## [Goal of the exercise]
Output the entries word for word. Omit images.

## [Material shown]
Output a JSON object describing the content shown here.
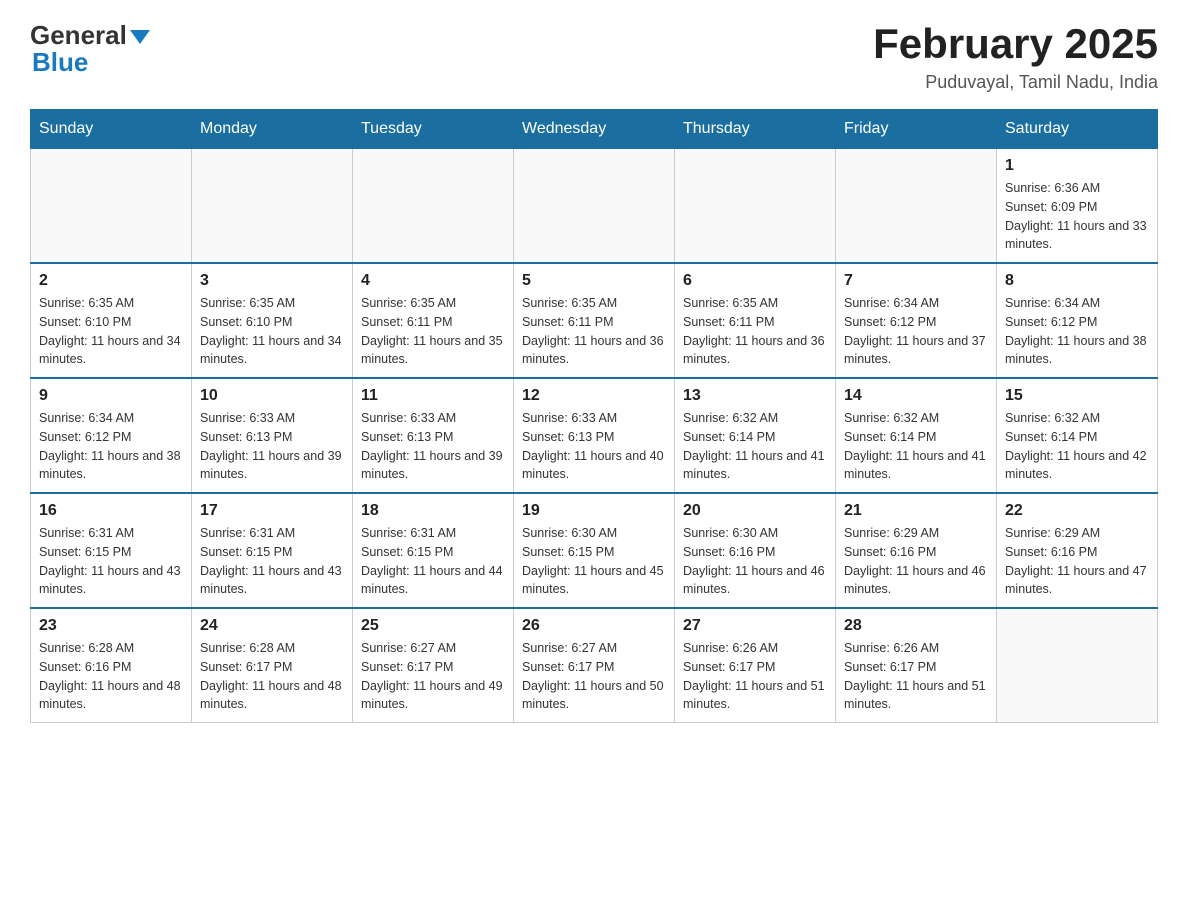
{
  "logo": {
    "general": "General",
    "blue": "Blue"
  },
  "header": {
    "month_year": "February 2025",
    "location": "Puduvayal, Tamil Nadu, India"
  },
  "days_of_week": [
    "Sunday",
    "Monday",
    "Tuesday",
    "Wednesday",
    "Thursday",
    "Friday",
    "Saturday"
  ],
  "weeks": [
    [
      {
        "num": "",
        "info": ""
      },
      {
        "num": "",
        "info": ""
      },
      {
        "num": "",
        "info": ""
      },
      {
        "num": "",
        "info": ""
      },
      {
        "num": "",
        "info": ""
      },
      {
        "num": "",
        "info": ""
      },
      {
        "num": "1",
        "info": "Sunrise: 6:36 AM\nSunset: 6:09 PM\nDaylight: 11 hours and 33 minutes."
      }
    ],
    [
      {
        "num": "2",
        "info": "Sunrise: 6:35 AM\nSunset: 6:10 PM\nDaylight: 11 hours and 34 minutes."
      },
      {
        "num": "3",
        "info": "Sunrise: 6:35 AM\nSunset: 6:10 PM\nDaylight: 11 hours and 34 minutes."
      },
      {
        "num": "4",
        "info": "Sunrise: 6:35 AM\nSunset: 6:11 PM\nDaylight: 11 hours and 35 minutes."
      },
      {
        "num": "5",
        "info": "Sunrise: 6:35 AM\nSunset: 6:11 PM\nDaylight: 11 hours and 36 minutes."
      },
      {
        "num": "6",
        "info": "Sunrise: 6:35 AM\nSunset: 6:11 PM\nDaylight: 11 hours and 36 minutes."
      },
      {
        "num": "7",
        "info": "Sunrise: 6:34 AM\nSunset: 6:12 PM\nDaylight: 11 hours and 37 minutes."
      },
      {
        "num": "8",
        "info": "Sunrise: 6:34 AM\nSunset: 6:12 PM\nDaylight: 11 hours and 38 minutes."
      }
    ],
    [
      {
        "num": "9",
        "info": "Sunrise: 6:34 AM\nSunset: 6:12 PM\nDaylight: 11 hours and 38 minutes."
      },
      {
        "num": "10",
        "info": "Sunrise: 6:33 AM\nSunset: 6:13 PM\nDaylight: 11 hours and 39 minutes."
      },
      {
        "num": "11",
        "info": "Sunrise: 6:33 AM\nSunset: 6:13 PM\nDaylight: 11 hours and 39 minutes."
      },
      {
        "num": "12",
        "info": "Sunrise: 6:33 AM\nSunset: 6:13 PM\nDaylight: 11 hours and 40 minutes."
      },
      {
        "num": "13",
        "info": "Sunrise: 6:32 AM\nSunset: 6:14 PM\nDaylight: 11 hours and 41 minutes."
      },
      {
        "num": "14",
        "info": "Sunrise: 6:32 AM\nSunset: 6:14 PM\nDaylight: 11 hours and 41 minutes."
      },
      {
        "num": "15",
        "info": "Sunrise: 6:32 AM\nSunset: 6:14 PM\nDaylight: 11 hours and 42 minutes."
      }
    ],
    [
      {
        "num": "16",
        "info": "Sunrise: 6:31 AM\nSunset: 6:15 PM\nDaylight: 11 hours and 43 minutes."
      },
      {
        "num": "17",
        "info": "Sunrise: 6:31 AM\nSunset: 6:15 PM\nDaylight: 11 hours and 43 minutes."
      },
      {
        "num": "18",
        "info": "Sunrise: 6:31 AM\nSunset: 6:15 PM\nDaylight: 11 hours and 44 minutes."
      },
      {
        "num": "19",
        "info": "Sunrise: 6:30 AM\nSunset: 6:15 PM\nDaylight: 11 hours and 45 minutes."
      },
      {
        "num": "20",
        "info": "Sunrise: 6:30 AM\nSunset: 6:16 PM\nDaylight: 11 hours and 46 minutes."
      },
      {
        "num": "21",
        "info": "Sunrise: 6:29 AM\nSunset: 6:16 PM\nDaylight: 11 hours and 46 minutes."
      },
      {
        "num": "22",
        "info": "Sunrise: 6:29 AM\nSunset: 6:16 PM\nDaylight: 11 hours and 47 minutes."
      }
    ],
    [
      {
        "num": "23",
        "info": "Sunrise: 6:28 AM\nSunset: 6:16 PM\nDaylight: 11 hours and 48 minutes."
      },
      {
        "num": "24",
        "info": "Sunrise: 6:28 AM\nSunset: 6:17 PM\nDaylight: 11 hours and 48 minutes."
      },
      {
        "num": "25",
        "info": "Sunrise: 6:27 AM\nSunset: 6:17 PM\nDaylight: 11 hours and 49 minutes."
      },
      {
        "num": "26",
        "info": "Sunrise: 6:27 AM\nSunset: 6:17 PM\nDaylight: 11 hours and 50 minutes."
      },
      {
        "num": "27",
        "info": "Sunrise: 6:26 AM\nSunset: 6:17 PM\nDaylight: 11 hours and 51 minutes."
      },
      {
        "num": "28",
        "info": "Sunrise: 6:26 AM\nSunset: 6:17 PM\nDaylight: 11 hours and 51 minutes."
      },
      {
        "num": "",
        "info": ""
      }
    ]
  ]
}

## [Answer to the exercise]
Output a JSON object describing the content shown here.
{
  "logo": {
    "general": "General",
    "blue": "Blue"
  },
  "header": {
    "month_year": "February 2025",
    "location": "Puduvayal, Tamil Nadu, India"
  },
  "days_of_week": [
    "Sunday",
    "Monday",
    "Tuesday",
    "Wednesday",
    "Thursday",
    "Friday",
    "Saturday"
  ],
  "weeks": [
    [
      {
        "num": "",
        "info": ""
      },
      {
        "num": "",
        "info": ""
      },
      {
        "num": "",
        "info": ""
      },
      {
        "num": "",
        "info": ""
      },
      {
        "num": "",
        "info": ""
      },
      {
        "num": "",
        "info": ""
      },
      {
        "num": "1",
        "info": "Sunrise: 6:36 AM\nSunset: 6:09 PM\nDaylight: 11 hours and 33 minutes."
      }
    ],
    [
      {
        "num": "2",
        "info": "Sunrise: 6:35 AM\nSunset: 6:10 PM\nDaylight: 11 hours and 34 minutes."
      },
      {
        "num": "3",
        "info": "Sunrise: 6:35 AM\nSunset: 6:10 PM\nDaylight: 11 hours and 34 minutes."
      },
      {
        "num": "4",
        "info": "Sunrise: 6:35 AM\nSunset: 6:11 PM\nDaylight: 11 hours and 35 minutes."
      },
      {
        "num": "5",
        "info": "Sunrise: 6:35 AM\nSunset: 6:11 PM\nDaylight: 11 hours and 36 minutes."
      },
      {
        "num": "6",
        "info": "Sunrise: 6:35 AM\nSunset: 6:11 PM\nDaylight: 11 hours and 36 minutes."
      },
      {
        "num": "7",
        "info": "Sunrise: 6:34 AM\nSunset: 6:12 PM\nDaylight: 11 hours and 37 minutes."
      },
      {
        "num": "8",
        "info": "Sunrise: 6:34 AM\nSunset: 6:12 PM\nDaylight: 11 hours and 38 minutes."
      }
    ],
    [
      {
        "num": "9",
        "info": "Sunrise: 6:34 AM\nSunset: 6:12 PM\nDaylight: 11 hours and 38 minutes."
      },
      {
        "num": "10",
        "info": "Sunrise: 6:33 AM\nSunset: 6:13 PM\nDaylight: 11 hours and 39 minutes."
      },
      {
        "num": "11",
        "info": "Sunrise: 6:33 AM\nSunset: 6:13 PM\nDaylight: 11 hours and 39 minutes."
      },
      {
        "num": "12",
        "info": "Sunrise: 6:33 AM\nSunset: 6:13 PM\nDaylight: 11 hours and 40 minutes."
      },
      {
        "num": "13",
        "info": "Sunrise: 6:32 AM\nSunset: 6:14 PM\nDaylight: 11 hours and 41 minutes."
      },
      {
        "num": "14",
        "info": "Sunrise: 6:32 AM\nSunset: 6:14 PM\nDaylight: 11 hours and 41 minutes."
      },
      {
        "num": "15",
        "info": "Sunrise: 6:32 AM\nSunset: 6:14 PM\nDaylight: 11 hours and 42 minutes."
      }
    ],
    [
      {
        "num": "16",
        "info": "Sunrise: 6:31 AM\nSunset: 6:15 PM\nDaylight: 11 hours and 43 minutes."
      },
      {
        "num": "17",
        "info": "Sunrise: 6:31 AM\nSunset: 6:15 PM\nDaylight: 11 hours and 43 minutes."
      },
      {
        "num": "18",
        "info": "Sunrise: 6:31 AM\nSunset: 6:15 PM\nDaylight: 11 hours and 44 minutes."
      },
      {
        "num": "19",
        "info": "Sunrise: 6:30 AM\nSunset: 6:15 PM\nDaylight: 11 hours and 45 minutes."
      },
      {
        "num": "20",
        "info": "Sunrise: 6:30 AM\nSunset: 6:16 PM\nDaylight: 11 hours and 46 minutes."
      },
      {
        "num": "21",
        "info": "Sunrise: 6:29 AM\nSunset: 6:16 PM\nDaylight: 11 hours and 46 minutes."
      },
      {
        "num": "22",
        "info": "Sunrise: 6:29 AM\nSunset: 6:16 PM\nDaylight: 11 hours and 47 minutes."
      }
    ],
    [
      {
        "num": "23",
        "info": "Sunrise: 6:28 AM\nSunset: 6:16 PM\nDaylight: 11 hours and 48 minutes."
      },
      {
        "num": "24",
        "info": "Sunrise: 6:28 AM\nSunset: 6:17 PM\nDaylight: 11 hours and 48 minutes."
      },
      {
        "num": "25",
        "info": "Sunrise: 6:27 AM\nSunset: 6:17 PM\nDaylight: 11 hours and 49 minutes."
      },
      {
        "num": "26",
        "info": "Sunrise: 6:27 AM\nSunset: 6:17 PM\nDaylight: 11 hours and 50 minutes."
      },
      {
        "num": "27",
        "info": "Sunrise: 6:26 AM\nSunset: 6:17 PM\nDaylight: 11 hours and 51 minutes."
      },
      {
        "num": "28",
        "info": "Sunrise: 6:26 AM\nSunset: 6:17 PM\nDaylight: 11 hours and 51 minutes."
      },
      {
        "num": "",
        "info": ""
      }
    ]
  ]
}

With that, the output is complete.